Ever since Schrodinger, Planck, Bohr et al were bashing out the principles of the first quantum theory, there has been a significant disconnection between the everyday world of our busy macroscopic lives and the dualistic world of sub-atomic particles and probability waves. Pots and pans, trees and lumberjacks, cats and dogs...all macroscopic, "solid" and existing, it seems as an obvious reality, no duality, no wave-like mystery. Even the waves on the sea, are somehow tangible, the bobbing up and down of bulk water.

But, the sub-atomic world is different. We thought. It exists in an entirely otherworldly realm where a single particle is neither wave nor solid until it is observed, where electrons can interfere with each other even when they pass through one of two slits individually. Where particles can tunnel through barriers as if the barrier were not there. This world certainly impinges on the macroscopic world through microelectronics and other systems that rely on quantum phenomena for their operation.

However, there is a strong feeling that the real world is somehow separate from the quantum world. It's at the other end of the scale of the cosmological, where we perceive the vast times and distances between our pale blue dot and the space that were think of as "outer". There is new evidence though that just as the Earth is not somehow separate from the cosmos and we really are the dust of ancient stellar outbursts, so too, the quantum particles that seem to skip in and out of existence on a whim and are neither here nor there but nowhere or now here at the same time, are part of the macroscopic world.

According to research discussed in this month's Physics World, for the past eight years, two French researchers have been bouncing droplets around a vibrating oil bath and observing their unique behavior and this unique behavior, it turns out, is not quite unique, but provides what could be the first evidence that quantum behavior occurs at the macroscopic level.
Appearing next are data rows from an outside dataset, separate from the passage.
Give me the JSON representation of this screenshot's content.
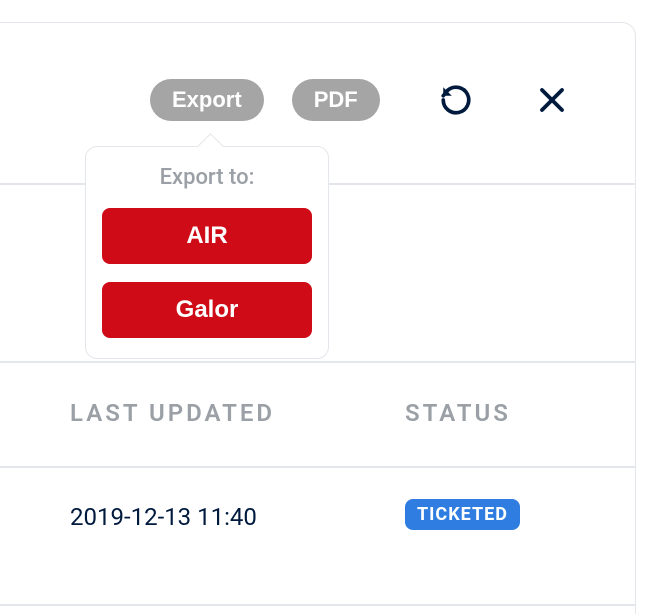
{
  "toolbar": {
    "export_label": "Export",
    "pdf_label": "PDF"
  },
  "popover": {
    "title": "Export to:",
    "options": [
      "AIR",
      "Galor"
    ]
  },
  "columns": {
    "last_updated": "LAST UPDATED",
    "status": "STATUS"
  },
  "rows": [
    {
      "last_updated": "2019-12-13 11:40",
      "status": "TICKETED"
    }
  ]
}
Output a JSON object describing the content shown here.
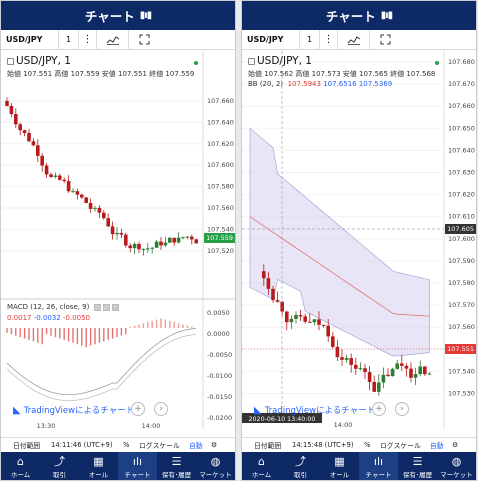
{
  "header": {
    "title": "チャート",
    "icon": "chart-bars-icon"
  },
  "colors": {
    "navy": "#0d2a66",
    "up": "#2e7d32",
    "down": "#b71c1c",
    "price_tag_green": "#26a148",
    "price_tag_red": "#e53935",
    "bb_fill": "#d8d6f0",
    "bb_line": "#9b98d6",
    "tv_blue": "#2962ff"
  },
  "left": {
    "toolbar": {
      "symbol": "USD/JPY",
      "interval": "1"
    },
    "legend": {
      "title": "USD/JPY, 1",
      "ohlc": "始値 107.551 高値 107.559 安値 107.551 終値 107.559"
    },
    "macd": {
      "label": "MACD (12, 26, close, 9)",
      "v1": "0.0017",
      "v2": "-0.0032",
      "v3": "-0.0050"
    },
    "price_tag": "107.559",
    "price_axis": [
      "107.660",
      "107.640",
      "107.620",
      "107.600",
      "107.580",
      "107.560",
      "107.540",
      "107.520"
    ],
    "macd_axis": [
      "0.0050",
      "0.0000",
      "-0.0050",
      "-0.0100",
      "-0.0150",
      "-0.0200"
    ],
    "time_axis": [
      "13:30",
      "14:00"
    ],
    "bottom": {
      "range": "日付範囲",
      "clock": "14:11:46 (UTC+9)",
      "pct": "%",
      "log": "ログスケール",
      "auto": "自動"
    }
  },
  "right": {
    "toolbar": {
      "symbol": "USD/JPY",
      "interval": "1"
    },
    "legend": {
      "title": "USD/JPY, 1",
      "ohlc": "始値 107.562 高値 107.573 安値 107.565 終値 107.568",
      "bb_label": "BB (20, 2)",
      "bb_v1": "107.5943",
      "bb_v2": "107.6516",
      "bb_v3": "107.5369"
    },
    "price_tag": "107.551",
    "price_tag2": "107.605",
    "price_axis": [
      "107.680",
      "107.670",
      "107.660",
      "107.650",
      "107.640",
      "107.630",
      "107.620",
      "107.610",
      "107.600",
      "107.590",
      "107.580",
      "107.570",
      "107.560",
      "107.550",
      "107.540",
      "107.530"
    ],
    "time_axis": [
      "2020-06-10 13:40:00",
      "14:00"
    ],
    "bottom": {
      "range": "日付範囲",
      "clock": "14:15:48 (UTC+9)",
      "pct": "%",
      "log": "ログスケール",
      "auto": "自動"
    }
  },
  "tradingview": "TradingViewによるチャート",
  "tabs": [
    {
      "label": "ホーム",
      "icon": "home-icon"
    },
    {
      "label": "取引",
      "icon": "trade-chart-icon"
    },
    {
      "label": "オール",
      "icon": "all-grid-icon"
    },
    {
      "label": "チャート",
      "icon": "candle-chart-icon"
    },
    {
      "label": "保有･履歴",
      "icon": "list-icon"
    },
    {
      "label": "マーケット",
      "icon": "globe-icon"
    }
  ]
}
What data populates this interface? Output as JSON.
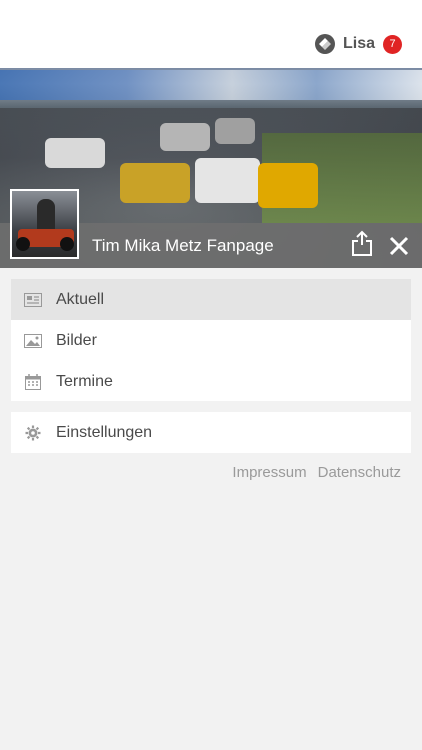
{
  "header": {
    "user_name": "Lisa",
    "notification_count": "7",
    "badge_color": "#e02424"
  },
  "banner": {
    "page_title": "Tim Mika Metz Fanpage",
    "share_icon": "share-icon",
    "close_icon": "close-icon"
  },
  "menu": {
    "items": [
      {
        "label": "Aktuell",
        "icon": "newspaper-icon",
        "active": true
      },
      {
        "label": "Bilder",
        "icon": "image-icon",
        "active": false
      },
      {
        "label": "Termine",
        "icon": "calendar-icon",
        "active": false
      }
    ],
    "settings": {
      "label": "Einstellungen",
      "icon": "gear-icon"
    }
  },
  "footer": {
    "impressum": "Impressum",
    "datenschutz": "Datenschutz"
  }
}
It was French physicist Louis de Broglie, who, in 1926, described the duality of wave and particle at the quantum level, the idea of a wavicle being a nasty neologism no one really wanted anyone to have coined, but there it is. It was thought such an entity would be restricted to the sub-atomic, but then in 2005, Yves Couder and Emmanuel Fort demonstrated that oil droplets released on to the surface of a vibrating oil bath can bounce up and down and instead of becoming immersed in the liquid maintain their droplet state but generate a series of waves beneath them. The pair found that changing the amplitude of the vibrations could set the droplets surfing on the crest of the waves so that they could bounce them around the oil bath.

These wave-droplets - or "walkers" as the researchers called them - definitely hinted at wave-particle duality in the everyday world. The waves would not be manifest if the droplets were not the there and yet the droplets would not move without the waves, the droplet and the wave it creates are thus one and the same. Couder and Fort have apparently demonstrated the archetypal quantum phenomenon - interference in an analogue of Young’s double-slit experiment.

However, there are skeptics and one area in which the walkers are out of step with the idea of macroscopic quantum effects is in entanglement.

The team is yet to show how once coupled and then physically separated walkers can remain intricately linked through a quantum effect.

Fundamentally, the dimensions accessible to the walker system is limited to the surface of the oil bath and many physicists seem reluctant to accept that the oil bath is somehow displaying quantum behavior if it cannot make manifest this central phenomenon of the modern theory.

David Bradley blogs at http://www.sciencebase.com and tweets @sciencebase, he is author of the popular science book "Deceived Wisdom".